When the movie was released in 1970, critics weren 't always kind to Bergen and Strauss, but personally I think they both work quite well in their respective roles. She plays Cresta as a headstrong, an independent woman who would seem to have been ahead of her time and unafraid of speaking truth to power, all very good qualities indeed. These character traits suit Bergen, who has since become a feminist icon, she plays the part with a lot of energy and enthusiasm. Strauss ' Gent is much more naïve than she is, or if not naïve, blinded to truth, and he too nails this important element of his character. He 's very much ‘by the book, ' convincing in his awkwardness when, during a cold night, Cresta snuggles up to him hoping not necessarily for sex, but just some body heat to keep warm. They have a decent chemistry together. Supporting work from a somewhat over the top but still enjoyable Donald Pleasence, sporting a rather disturbing dental appendage of some sort (and breaking into song at one point), is entertaining and adds some comic relief before it too becomes sinister. John Anderson is shockingly despicable in his role as the Colonel.
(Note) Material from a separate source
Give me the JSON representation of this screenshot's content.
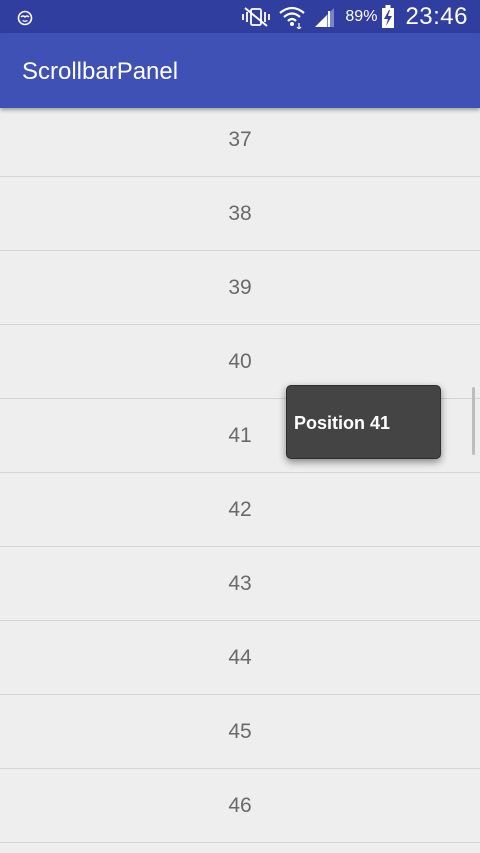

Soldier Blue comes to Blu-ray in an AVC encoded 1080p high definition transfer framed at 2.35.1 taking up just over 32GBs of space on the 50GB disc. Overall the transfer looks quite nice, but there 's some irritating jitter noticeable during the opening credits sequence that thankfully goes away after the first few minutes. Otherwise, pictures quality here is solid. Colors look very nice, warm and natural throughout, while black levels are strong. There are no noticeable compression artifacts and the transfer is devoid of any noticeable noise reduction or edge enhancement. There 's virtually no print damage here to complain about, the source used for the transfer was very clean. This looks very nice overall, showing good detail, depth and texture.
The soundtrack is provided in 16-bit DTS-HD 2.0 Mono track and while the levels seem a bit low, once you adjust the volume is sounds fine. The score has some noticeable impressive depth to it and it sounds quite clear, as does the opening theme song. The levels are balanced nicely and you can make out the dialogue without any trouble. There are no issues with any hiss or distortion here. Recreated intertitles are provided in English only.
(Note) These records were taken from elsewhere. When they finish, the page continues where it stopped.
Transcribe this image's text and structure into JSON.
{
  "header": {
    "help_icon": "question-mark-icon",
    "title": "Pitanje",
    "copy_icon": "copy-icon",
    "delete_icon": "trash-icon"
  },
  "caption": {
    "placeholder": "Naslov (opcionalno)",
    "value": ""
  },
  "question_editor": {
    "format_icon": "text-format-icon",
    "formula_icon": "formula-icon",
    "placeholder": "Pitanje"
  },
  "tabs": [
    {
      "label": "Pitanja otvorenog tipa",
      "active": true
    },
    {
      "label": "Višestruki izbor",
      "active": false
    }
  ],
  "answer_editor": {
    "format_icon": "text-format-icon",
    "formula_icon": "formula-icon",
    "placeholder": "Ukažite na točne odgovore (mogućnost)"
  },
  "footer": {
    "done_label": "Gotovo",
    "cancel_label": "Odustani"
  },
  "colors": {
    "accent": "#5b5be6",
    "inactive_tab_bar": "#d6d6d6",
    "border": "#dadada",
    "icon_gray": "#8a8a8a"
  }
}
The main extra on the disc is a commentary from Howard S. Berger and Steve Mitchell and it 's worth a listen. They cover all the bases you 'd expect them to: the locations, trivia about the cast and crew, history of the film 's director, distribution and critical reception and plenty of facts and trivia and what not. They also discuss the uncut version of the movie, which seems to sadly be lost to the sands of time, and dive pretty deep into the themes and politics that the movie both explores and exploits. It 's a pretty spirited discussion, the kind that should not only further your appreciation for the film but also provide you with some food for thought.
Aside from that, the disc also includes trailers for the feature and a few other Kino Lorber properties as well as menus and chapter selection options.
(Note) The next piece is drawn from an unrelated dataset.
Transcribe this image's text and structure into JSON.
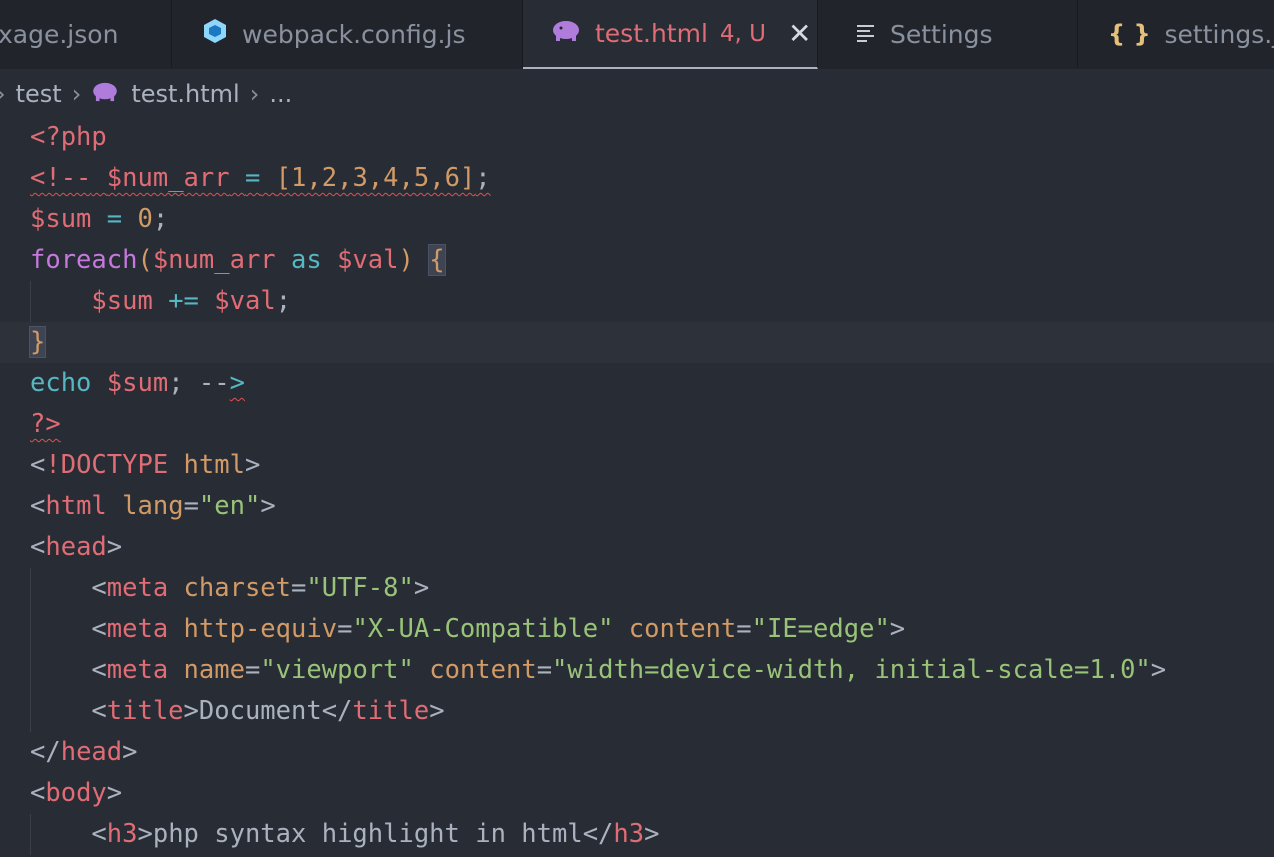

Solider Blue is not a perfect film but it 's a fascinating picture that gets a lot more right than it does wrong and one that still resonates with its anti-war message decades after it was made. Kino has done a very nice job bringing it to Blu-ray in a quality presentation and with an interesting commentary track as its primary extra feature. Highly recommended.
Ian lives in NYC with his wife where he writes for DVD Talk, runs Rock! Shock! Pop!. He likes NYC a lot, even if it is expensive and loud.